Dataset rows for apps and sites
◆ ◆ ◆ ◆ ◆

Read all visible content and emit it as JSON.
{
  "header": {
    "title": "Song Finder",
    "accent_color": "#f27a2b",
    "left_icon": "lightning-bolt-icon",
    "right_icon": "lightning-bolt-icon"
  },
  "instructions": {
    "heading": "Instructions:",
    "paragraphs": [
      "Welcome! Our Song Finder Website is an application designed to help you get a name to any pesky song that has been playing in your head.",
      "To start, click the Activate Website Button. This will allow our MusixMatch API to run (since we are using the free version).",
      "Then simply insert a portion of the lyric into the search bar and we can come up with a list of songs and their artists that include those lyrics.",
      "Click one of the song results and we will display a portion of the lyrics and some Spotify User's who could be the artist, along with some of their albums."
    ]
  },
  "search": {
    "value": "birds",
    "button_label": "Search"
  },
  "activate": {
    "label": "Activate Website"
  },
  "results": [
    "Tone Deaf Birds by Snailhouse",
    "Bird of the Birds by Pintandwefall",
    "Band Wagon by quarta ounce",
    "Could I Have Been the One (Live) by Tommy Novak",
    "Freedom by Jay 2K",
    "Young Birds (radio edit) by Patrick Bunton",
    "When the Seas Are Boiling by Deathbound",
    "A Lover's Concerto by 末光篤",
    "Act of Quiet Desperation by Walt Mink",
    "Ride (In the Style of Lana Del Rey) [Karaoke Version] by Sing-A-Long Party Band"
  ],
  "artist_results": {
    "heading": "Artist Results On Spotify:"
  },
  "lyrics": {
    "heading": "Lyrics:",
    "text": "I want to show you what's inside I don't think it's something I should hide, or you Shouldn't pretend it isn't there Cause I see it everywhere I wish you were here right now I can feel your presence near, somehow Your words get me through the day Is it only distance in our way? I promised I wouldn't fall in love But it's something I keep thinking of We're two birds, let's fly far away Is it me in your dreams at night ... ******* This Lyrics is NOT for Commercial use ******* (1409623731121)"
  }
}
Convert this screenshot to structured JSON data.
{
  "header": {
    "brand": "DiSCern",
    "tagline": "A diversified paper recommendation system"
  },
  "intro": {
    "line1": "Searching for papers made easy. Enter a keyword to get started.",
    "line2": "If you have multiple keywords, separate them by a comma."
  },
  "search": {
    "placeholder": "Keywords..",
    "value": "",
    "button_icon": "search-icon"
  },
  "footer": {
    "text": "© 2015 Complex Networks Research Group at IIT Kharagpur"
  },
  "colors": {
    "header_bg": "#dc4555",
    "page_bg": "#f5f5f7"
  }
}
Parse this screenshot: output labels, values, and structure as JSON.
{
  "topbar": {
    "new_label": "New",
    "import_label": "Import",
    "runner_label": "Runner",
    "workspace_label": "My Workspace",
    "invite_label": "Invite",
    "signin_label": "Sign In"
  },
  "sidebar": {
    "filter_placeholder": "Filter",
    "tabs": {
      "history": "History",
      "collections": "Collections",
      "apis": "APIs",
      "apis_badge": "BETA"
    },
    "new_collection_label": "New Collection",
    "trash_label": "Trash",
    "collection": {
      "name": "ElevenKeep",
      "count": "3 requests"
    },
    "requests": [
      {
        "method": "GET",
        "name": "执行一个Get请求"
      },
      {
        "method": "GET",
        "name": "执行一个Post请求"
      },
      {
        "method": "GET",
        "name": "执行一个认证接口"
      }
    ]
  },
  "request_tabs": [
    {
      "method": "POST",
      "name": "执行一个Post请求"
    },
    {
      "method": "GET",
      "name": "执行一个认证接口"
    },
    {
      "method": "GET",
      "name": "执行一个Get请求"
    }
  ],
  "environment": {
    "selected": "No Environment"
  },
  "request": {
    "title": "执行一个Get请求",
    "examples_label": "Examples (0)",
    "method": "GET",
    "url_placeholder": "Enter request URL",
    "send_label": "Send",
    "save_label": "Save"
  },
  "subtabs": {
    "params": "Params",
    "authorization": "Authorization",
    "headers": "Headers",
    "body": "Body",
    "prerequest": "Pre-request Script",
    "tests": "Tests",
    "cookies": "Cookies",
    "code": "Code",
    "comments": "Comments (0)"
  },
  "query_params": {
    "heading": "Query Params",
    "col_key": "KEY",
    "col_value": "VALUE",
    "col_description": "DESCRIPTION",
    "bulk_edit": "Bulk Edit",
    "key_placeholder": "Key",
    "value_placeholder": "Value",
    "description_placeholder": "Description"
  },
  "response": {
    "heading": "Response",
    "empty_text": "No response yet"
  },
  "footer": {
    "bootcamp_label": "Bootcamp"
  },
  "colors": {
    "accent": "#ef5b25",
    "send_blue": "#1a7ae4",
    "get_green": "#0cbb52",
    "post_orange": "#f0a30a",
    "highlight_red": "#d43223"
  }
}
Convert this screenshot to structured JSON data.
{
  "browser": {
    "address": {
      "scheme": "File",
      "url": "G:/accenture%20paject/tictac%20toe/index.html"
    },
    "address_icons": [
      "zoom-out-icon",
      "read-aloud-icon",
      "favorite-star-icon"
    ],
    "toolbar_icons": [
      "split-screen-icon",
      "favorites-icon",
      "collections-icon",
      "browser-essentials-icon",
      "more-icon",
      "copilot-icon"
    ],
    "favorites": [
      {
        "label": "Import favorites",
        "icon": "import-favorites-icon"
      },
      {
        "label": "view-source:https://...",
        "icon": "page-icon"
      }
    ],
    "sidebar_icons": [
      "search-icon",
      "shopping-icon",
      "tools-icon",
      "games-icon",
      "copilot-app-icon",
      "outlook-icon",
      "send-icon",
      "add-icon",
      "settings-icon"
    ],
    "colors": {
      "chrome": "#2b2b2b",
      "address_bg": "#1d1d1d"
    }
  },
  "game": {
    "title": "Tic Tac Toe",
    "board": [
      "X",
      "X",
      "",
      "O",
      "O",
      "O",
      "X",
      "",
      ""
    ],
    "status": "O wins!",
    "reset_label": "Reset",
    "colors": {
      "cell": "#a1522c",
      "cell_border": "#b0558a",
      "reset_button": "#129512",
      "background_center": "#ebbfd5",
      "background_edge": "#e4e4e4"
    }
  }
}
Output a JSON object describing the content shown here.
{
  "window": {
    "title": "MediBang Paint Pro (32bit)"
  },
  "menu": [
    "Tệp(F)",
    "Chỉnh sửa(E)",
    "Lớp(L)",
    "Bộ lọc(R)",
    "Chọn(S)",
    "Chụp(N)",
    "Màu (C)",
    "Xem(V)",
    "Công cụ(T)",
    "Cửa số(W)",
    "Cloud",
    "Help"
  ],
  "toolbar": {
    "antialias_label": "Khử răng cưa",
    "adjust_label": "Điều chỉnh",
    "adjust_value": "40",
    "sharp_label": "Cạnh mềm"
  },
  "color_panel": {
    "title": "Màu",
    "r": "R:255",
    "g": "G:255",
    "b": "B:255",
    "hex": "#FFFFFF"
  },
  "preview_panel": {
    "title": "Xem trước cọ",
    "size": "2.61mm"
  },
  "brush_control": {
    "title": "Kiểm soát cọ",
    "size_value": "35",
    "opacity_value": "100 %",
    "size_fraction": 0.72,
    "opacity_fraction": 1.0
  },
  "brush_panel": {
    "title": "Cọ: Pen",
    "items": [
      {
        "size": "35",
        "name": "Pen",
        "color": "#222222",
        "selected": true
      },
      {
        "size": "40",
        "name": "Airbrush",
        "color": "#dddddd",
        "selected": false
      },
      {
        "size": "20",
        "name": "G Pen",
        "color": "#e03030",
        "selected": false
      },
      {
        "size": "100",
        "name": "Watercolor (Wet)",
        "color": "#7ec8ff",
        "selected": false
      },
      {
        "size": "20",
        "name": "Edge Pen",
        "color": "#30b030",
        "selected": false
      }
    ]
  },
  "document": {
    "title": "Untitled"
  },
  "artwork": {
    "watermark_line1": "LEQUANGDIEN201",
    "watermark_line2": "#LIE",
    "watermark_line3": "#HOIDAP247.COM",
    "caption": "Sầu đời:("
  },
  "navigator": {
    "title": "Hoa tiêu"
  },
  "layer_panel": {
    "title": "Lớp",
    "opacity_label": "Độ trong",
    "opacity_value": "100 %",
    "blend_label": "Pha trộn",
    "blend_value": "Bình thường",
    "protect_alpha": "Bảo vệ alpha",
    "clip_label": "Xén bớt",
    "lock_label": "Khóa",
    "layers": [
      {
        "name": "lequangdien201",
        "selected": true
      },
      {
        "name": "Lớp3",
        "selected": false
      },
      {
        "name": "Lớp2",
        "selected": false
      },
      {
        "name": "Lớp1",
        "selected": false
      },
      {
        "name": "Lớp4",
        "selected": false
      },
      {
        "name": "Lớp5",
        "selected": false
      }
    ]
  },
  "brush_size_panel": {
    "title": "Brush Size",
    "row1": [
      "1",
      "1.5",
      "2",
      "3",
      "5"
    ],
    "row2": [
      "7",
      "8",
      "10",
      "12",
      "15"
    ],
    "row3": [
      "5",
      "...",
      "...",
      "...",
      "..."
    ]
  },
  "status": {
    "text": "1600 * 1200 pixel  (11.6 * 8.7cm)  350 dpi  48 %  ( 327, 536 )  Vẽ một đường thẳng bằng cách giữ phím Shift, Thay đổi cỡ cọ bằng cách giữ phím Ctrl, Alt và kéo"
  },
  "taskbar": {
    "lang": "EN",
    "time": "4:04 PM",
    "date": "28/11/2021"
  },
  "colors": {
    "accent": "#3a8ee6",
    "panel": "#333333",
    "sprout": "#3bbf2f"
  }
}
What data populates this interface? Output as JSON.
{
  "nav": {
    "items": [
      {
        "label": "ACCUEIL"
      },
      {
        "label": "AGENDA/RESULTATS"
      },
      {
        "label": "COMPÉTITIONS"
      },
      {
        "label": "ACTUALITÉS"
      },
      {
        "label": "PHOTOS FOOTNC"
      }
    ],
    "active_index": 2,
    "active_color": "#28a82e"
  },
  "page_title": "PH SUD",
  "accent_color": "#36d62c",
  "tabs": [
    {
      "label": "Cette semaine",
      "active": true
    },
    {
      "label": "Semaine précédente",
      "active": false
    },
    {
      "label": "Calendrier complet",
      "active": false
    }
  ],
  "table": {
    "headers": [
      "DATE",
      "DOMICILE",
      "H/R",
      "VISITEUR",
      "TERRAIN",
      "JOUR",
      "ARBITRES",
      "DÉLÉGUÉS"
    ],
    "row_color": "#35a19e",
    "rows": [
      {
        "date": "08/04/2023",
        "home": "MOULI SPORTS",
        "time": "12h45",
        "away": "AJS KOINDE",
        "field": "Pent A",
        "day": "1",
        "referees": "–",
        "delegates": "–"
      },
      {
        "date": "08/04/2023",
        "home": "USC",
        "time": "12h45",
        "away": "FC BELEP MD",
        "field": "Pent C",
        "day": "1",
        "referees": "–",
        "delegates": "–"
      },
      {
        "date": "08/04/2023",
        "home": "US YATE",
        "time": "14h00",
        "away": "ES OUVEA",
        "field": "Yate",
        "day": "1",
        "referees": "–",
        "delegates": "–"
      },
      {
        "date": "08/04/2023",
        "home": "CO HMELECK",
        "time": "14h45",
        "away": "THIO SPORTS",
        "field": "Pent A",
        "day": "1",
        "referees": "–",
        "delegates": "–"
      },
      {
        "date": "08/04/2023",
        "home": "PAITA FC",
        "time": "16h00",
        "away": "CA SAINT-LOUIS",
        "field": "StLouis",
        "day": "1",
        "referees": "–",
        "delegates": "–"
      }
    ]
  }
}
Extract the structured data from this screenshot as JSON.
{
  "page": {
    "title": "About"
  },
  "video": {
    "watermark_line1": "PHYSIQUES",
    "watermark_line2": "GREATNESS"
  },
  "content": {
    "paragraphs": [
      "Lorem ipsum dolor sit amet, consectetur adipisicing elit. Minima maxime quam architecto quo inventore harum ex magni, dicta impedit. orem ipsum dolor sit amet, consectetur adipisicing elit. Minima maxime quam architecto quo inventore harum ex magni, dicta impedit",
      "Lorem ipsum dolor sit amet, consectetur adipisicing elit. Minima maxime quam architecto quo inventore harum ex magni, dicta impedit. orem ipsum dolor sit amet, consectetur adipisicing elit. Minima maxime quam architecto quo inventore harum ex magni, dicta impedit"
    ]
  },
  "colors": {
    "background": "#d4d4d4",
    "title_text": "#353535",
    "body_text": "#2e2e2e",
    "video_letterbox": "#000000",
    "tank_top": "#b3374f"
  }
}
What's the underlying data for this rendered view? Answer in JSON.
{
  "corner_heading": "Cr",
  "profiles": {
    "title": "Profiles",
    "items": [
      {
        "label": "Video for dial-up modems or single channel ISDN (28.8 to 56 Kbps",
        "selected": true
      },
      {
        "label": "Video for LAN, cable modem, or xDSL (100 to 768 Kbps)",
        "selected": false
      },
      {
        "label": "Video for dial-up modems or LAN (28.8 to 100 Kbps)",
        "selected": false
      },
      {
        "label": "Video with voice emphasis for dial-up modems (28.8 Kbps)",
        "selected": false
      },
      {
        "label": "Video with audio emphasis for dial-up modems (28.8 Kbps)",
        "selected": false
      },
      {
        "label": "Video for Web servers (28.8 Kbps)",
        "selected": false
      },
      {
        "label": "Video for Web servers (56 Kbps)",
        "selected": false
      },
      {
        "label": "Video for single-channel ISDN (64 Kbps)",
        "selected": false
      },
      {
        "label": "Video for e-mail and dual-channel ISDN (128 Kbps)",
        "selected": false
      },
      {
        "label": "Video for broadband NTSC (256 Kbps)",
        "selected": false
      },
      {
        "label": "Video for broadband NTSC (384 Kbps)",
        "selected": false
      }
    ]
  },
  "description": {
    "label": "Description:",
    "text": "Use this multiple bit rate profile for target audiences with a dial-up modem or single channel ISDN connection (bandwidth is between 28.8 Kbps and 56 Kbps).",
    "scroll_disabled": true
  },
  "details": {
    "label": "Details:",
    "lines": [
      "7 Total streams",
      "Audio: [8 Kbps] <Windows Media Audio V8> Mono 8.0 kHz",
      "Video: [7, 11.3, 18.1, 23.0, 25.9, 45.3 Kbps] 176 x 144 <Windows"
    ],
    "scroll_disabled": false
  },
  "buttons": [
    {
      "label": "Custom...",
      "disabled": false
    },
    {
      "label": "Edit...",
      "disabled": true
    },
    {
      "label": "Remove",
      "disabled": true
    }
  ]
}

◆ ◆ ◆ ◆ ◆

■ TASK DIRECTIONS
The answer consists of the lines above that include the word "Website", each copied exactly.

■ RESPONSE
      "Welcome! Our Song Finder Website is an application designed to help you get a name to any pesky song that has been playing in your head.",
      "To start, click the Activate Website Button. This will allow our MusixMatch API to run (since we are using the free version).",
    "label": "Activate Website"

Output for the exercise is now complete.